_Instructions to follow_. Repeat the entries exactly as they appear.

_Given records_.
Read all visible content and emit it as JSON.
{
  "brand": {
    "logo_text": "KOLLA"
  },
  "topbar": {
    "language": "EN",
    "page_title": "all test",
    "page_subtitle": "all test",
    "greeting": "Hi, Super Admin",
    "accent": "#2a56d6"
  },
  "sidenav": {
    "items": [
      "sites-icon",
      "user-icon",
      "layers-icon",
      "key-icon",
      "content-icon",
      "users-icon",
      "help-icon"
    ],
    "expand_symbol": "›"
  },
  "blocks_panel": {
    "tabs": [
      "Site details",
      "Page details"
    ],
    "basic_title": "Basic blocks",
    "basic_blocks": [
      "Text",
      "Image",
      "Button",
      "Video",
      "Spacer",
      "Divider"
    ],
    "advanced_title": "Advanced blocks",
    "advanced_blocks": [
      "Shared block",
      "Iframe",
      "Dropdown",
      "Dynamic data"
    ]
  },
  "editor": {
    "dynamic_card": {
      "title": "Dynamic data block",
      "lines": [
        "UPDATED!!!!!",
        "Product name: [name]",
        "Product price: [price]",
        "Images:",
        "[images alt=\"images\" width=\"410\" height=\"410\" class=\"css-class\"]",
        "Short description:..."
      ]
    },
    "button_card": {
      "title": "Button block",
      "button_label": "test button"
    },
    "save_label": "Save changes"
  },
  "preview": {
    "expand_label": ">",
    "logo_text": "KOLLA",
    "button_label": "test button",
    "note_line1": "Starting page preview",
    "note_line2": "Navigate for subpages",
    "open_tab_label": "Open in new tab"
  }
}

_Result_.
Read all visible content and emit it as JSON.
{
  "brand": {
    "logo_text": "KOLLA"
  },
  "topbar": {
    "language": "EN",
    "page_title": "all test",
    "page_subtitle": "all test",
    "greeting": "Hi, Super Admin",
    "accent": "#2a56d6"
  },
  "sidenav": {
    "items": [
      "sites-icon",
      "user-icon",
      "layers-icon",
      "key-icon",
      "content-icon",
      "users-icon",
      "help-icon"
    ],
    "expand_symbol": "›"
  },
  "blocks_panel": {
    "tabs": [
      "Site details",
      "Page details"
    ],
    "basic_title": "Basic blocks",
    "basic_blocks": [
      "Text",
      "Image",
      "Button",
      "Video",
      "Spacer",
      "Divider"
    ],
    "advanced_title": "Advanced blocks",
    "advanced_blocks": [
      "Shared block",
      "Iframe",
      "Dropdown",
      "Dynamic data"
    ]
  },
  "editor": {
    "dynamic_card": {
      "title": "Dynamic data block",
      "lines": [
        "UPDATED!!!!!",
        "Product name: [name]",
        "Product price: [price]",
        "Images:",
        "[images alt=\"images\" width=\"410\" height=\"410\" class=\"css-class\"]",
        "Short description:..."
      ]
    },
    "button_card": {
      "title": "Button block",
      "button_label": "test button"
    },
    "save_label": "Save changes"
  },
  "preview": {
    "expand_label": ">",
    "logo_text": "KOLLA",
    "button_label": "test button",
    "note_line1": "Starting page preview",
    "note_line2": "Navigate for subpages",
    "open_tab_label": "Open in new tab"
  }
}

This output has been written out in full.